The best time to remove dead growth from an orchid is when the plant begins to go dormant, usually in October. Use a small pair of plant shears and be gentle, as the stems can be easily damaged.

Propagating White Egret Orchid

This plant grows from a tuber that looks like a small bulb brown that is sometimes fuzzy. It should be planted about a half inch deep with the pointed part of the bulb facing up. This plant may seem to grow slowly at first, but once it reaches the flowering season in July it will put on quite a show. Be attentive to the plant's moisture levels and make sure the soil stays moist during the warmest part of the growing season.

Overwintering White Egret Orchid

White egret orchids grown indoors and/or outdoors both need to be overwintered.

Allow the soil to dry out gradually over a couple of weeks. Do this by cutting back on watering, as opposed to moving it to a heated or sunnier area. Then place the container in a cool, dry place until early spring.

Check in on the plant in mid-winter, and if the soil seems extremely dry; you can mist the surface with some water. Inspect for fungus, and remove any affected bulbs so the fungus doesn't spread.

In March or April, gently pull the plants from their containers to separate the fresh new bulbs from the old plant material. Replace the potting medium in the container with a fresh mix before planting the young bulbs. Water lightly but consistently as the plants begin to wake up to their spring growth cycle, then increase water in summer for consistent moisture.

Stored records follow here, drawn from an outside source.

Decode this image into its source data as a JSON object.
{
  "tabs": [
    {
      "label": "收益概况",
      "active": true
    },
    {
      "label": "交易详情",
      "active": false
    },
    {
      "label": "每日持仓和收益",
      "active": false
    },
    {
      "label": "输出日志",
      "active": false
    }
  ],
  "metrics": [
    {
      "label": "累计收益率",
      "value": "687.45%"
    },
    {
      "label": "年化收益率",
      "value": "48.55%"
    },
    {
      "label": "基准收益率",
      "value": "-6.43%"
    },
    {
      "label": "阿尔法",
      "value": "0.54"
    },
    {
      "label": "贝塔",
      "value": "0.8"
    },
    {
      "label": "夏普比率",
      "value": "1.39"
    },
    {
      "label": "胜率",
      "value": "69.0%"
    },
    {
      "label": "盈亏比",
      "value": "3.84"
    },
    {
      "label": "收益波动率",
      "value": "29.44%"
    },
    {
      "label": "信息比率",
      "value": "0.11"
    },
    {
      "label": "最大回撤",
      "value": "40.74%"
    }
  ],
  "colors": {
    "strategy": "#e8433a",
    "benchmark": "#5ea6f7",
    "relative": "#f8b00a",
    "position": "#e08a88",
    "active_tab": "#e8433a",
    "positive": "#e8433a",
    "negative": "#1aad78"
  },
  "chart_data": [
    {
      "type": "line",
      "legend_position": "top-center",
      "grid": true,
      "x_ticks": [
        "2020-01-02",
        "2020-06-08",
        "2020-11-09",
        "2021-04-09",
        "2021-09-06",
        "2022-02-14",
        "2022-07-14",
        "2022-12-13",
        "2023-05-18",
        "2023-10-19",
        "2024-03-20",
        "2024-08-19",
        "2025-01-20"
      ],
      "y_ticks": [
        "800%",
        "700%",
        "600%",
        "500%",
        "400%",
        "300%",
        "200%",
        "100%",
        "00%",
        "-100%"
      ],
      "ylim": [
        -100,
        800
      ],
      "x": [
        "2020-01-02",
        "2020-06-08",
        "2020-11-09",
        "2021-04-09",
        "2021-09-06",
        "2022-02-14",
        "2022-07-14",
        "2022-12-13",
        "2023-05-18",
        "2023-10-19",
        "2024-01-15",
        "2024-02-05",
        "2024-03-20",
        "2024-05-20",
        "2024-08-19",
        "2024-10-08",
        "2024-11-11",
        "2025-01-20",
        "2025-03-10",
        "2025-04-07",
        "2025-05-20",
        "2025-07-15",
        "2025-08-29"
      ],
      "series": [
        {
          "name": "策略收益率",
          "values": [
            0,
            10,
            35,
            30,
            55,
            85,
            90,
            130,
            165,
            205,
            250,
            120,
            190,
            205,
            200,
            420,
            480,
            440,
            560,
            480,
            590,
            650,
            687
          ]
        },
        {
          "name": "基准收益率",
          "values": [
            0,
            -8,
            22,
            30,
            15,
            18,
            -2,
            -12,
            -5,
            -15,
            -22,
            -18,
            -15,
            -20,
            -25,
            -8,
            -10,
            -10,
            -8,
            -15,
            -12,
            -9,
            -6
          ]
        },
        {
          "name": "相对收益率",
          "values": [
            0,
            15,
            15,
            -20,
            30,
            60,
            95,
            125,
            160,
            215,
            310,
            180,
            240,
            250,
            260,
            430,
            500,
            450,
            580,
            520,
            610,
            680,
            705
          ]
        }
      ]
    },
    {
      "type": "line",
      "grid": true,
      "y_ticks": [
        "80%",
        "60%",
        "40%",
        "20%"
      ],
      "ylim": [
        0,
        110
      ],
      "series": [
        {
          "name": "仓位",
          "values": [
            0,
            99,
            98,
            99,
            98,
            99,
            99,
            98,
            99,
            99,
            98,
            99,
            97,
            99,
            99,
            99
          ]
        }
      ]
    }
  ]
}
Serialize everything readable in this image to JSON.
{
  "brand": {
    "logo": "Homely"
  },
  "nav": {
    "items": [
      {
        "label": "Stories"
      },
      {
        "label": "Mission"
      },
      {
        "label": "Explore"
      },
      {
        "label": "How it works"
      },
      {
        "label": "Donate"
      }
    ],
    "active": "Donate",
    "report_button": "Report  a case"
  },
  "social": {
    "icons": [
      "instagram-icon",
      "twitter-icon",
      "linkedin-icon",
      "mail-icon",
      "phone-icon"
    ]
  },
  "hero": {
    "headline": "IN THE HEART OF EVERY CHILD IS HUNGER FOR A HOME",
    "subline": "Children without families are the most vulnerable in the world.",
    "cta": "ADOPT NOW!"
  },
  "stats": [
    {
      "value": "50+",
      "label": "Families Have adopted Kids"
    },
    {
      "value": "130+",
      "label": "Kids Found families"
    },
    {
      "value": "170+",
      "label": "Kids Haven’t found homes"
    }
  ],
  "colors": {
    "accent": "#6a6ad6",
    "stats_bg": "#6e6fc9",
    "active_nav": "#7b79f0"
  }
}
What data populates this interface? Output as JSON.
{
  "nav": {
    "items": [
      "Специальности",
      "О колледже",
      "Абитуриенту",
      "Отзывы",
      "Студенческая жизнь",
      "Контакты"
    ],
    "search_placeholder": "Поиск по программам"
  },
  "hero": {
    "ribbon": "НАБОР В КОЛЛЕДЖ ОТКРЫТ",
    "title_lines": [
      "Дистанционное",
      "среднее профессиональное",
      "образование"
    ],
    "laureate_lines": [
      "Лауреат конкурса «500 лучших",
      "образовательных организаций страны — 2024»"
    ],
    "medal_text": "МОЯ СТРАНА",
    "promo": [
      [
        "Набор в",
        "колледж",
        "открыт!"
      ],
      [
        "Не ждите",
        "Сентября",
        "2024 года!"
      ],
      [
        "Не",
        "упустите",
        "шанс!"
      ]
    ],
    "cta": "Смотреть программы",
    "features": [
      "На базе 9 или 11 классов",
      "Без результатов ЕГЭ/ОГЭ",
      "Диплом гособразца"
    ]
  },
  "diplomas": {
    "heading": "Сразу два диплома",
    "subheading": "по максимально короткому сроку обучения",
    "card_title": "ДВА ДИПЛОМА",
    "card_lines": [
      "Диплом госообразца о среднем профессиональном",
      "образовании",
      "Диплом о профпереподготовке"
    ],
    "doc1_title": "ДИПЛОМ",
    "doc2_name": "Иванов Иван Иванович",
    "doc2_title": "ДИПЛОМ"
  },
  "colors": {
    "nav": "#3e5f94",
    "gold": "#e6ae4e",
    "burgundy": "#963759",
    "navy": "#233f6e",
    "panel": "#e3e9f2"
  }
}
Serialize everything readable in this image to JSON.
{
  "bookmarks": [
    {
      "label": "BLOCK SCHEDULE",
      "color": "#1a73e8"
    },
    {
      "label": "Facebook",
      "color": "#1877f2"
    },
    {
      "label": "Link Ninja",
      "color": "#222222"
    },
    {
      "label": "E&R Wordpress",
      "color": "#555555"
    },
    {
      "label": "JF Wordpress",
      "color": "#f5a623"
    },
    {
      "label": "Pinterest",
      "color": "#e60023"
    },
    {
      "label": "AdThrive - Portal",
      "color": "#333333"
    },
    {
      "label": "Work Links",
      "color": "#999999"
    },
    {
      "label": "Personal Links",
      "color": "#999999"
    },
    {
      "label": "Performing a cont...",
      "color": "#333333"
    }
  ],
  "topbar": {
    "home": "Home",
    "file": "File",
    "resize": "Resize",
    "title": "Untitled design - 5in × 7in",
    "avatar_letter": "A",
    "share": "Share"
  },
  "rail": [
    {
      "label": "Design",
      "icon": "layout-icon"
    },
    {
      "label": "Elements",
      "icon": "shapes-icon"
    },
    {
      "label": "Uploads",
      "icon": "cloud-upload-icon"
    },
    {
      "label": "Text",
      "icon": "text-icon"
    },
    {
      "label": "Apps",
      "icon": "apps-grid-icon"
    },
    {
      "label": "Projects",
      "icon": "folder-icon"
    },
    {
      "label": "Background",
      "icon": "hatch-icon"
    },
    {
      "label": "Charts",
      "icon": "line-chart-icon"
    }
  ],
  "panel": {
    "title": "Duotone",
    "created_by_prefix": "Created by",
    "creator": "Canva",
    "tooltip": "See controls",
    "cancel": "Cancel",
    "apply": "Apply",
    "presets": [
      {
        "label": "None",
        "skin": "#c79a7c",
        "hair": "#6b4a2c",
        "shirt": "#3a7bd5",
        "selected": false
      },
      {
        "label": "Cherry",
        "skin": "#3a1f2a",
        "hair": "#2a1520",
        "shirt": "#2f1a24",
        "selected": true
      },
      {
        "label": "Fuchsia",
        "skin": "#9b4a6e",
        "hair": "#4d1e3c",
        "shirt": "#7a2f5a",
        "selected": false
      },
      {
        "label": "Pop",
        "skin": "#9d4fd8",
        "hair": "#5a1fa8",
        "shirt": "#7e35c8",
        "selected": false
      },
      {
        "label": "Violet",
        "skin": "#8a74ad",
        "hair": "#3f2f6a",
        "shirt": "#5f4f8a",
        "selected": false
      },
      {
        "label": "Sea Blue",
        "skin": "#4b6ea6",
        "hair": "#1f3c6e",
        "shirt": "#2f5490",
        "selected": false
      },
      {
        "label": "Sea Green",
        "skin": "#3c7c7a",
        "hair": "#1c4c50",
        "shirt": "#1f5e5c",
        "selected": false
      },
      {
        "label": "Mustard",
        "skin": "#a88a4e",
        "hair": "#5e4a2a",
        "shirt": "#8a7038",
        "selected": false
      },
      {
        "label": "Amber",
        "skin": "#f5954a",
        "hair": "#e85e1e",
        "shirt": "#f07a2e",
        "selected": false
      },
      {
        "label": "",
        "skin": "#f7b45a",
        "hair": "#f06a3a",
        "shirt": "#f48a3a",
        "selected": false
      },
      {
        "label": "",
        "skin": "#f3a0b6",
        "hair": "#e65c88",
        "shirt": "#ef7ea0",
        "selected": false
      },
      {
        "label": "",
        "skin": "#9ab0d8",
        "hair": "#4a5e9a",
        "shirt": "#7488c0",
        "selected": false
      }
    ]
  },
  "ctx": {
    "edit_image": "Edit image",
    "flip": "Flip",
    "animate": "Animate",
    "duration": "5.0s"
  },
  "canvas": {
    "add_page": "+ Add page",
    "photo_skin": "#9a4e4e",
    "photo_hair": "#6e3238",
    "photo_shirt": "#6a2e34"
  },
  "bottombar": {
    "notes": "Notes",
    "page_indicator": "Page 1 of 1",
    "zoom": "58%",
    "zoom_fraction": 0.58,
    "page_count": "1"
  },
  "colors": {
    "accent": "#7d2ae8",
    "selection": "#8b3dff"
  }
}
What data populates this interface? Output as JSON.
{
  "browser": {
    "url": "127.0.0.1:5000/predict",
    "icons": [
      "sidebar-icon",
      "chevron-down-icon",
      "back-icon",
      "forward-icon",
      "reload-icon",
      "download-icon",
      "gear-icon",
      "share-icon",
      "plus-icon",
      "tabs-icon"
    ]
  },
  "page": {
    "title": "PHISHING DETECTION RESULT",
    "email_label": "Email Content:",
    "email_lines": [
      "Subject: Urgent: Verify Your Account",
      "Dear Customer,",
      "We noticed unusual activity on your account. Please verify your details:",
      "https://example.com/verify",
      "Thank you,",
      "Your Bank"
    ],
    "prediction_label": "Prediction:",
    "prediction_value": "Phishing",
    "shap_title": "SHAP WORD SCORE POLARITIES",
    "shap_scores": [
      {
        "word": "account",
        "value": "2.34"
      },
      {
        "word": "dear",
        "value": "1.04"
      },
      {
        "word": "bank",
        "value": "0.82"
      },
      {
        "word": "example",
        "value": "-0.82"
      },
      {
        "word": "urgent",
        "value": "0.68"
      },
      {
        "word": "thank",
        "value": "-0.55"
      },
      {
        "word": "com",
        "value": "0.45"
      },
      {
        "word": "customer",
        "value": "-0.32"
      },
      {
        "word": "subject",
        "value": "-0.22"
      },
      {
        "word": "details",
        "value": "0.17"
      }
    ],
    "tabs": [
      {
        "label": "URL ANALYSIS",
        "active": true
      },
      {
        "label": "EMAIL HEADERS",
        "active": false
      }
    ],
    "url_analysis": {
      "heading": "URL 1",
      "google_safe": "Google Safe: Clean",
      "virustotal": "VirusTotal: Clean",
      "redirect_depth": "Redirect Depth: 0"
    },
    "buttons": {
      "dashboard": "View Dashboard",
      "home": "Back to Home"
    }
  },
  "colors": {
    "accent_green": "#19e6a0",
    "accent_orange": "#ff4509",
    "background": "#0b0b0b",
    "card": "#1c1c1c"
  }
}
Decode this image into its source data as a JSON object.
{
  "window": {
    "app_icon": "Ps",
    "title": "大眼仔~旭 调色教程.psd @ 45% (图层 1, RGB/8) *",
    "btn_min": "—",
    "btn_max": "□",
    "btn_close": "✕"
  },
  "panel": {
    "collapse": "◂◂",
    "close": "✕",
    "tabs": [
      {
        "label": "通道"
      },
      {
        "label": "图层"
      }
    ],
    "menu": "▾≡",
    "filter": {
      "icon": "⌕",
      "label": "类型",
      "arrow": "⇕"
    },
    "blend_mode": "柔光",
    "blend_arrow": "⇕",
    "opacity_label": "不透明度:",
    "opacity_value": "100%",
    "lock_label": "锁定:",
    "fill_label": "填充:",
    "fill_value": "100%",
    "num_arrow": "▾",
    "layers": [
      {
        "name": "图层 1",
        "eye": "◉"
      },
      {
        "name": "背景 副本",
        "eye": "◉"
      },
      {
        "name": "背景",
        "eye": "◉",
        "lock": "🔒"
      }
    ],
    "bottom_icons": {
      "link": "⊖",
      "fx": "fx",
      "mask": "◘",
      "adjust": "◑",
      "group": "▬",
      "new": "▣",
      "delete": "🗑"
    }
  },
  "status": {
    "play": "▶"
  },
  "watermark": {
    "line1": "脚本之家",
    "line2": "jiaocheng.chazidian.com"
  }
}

Common Pests and Plant Diseases

This orchid is not bothered by many pests or diseases. However, there is one disease to watch out for: Habaneria mosaic potyvirus (leaf chlorosis), which causes yellowing of the leaves. This is usually due to an iron or magnesium deficiency in the soil or the soil being too alkaline.

Aphids may also be a minor problem, but can be treated with neem oil or insecticidal soap. You may notice mold or mildew on the soil surface if there is too much moisture. Remove any discolored soil and replace with fresh potting mix, and be careful not to overwater.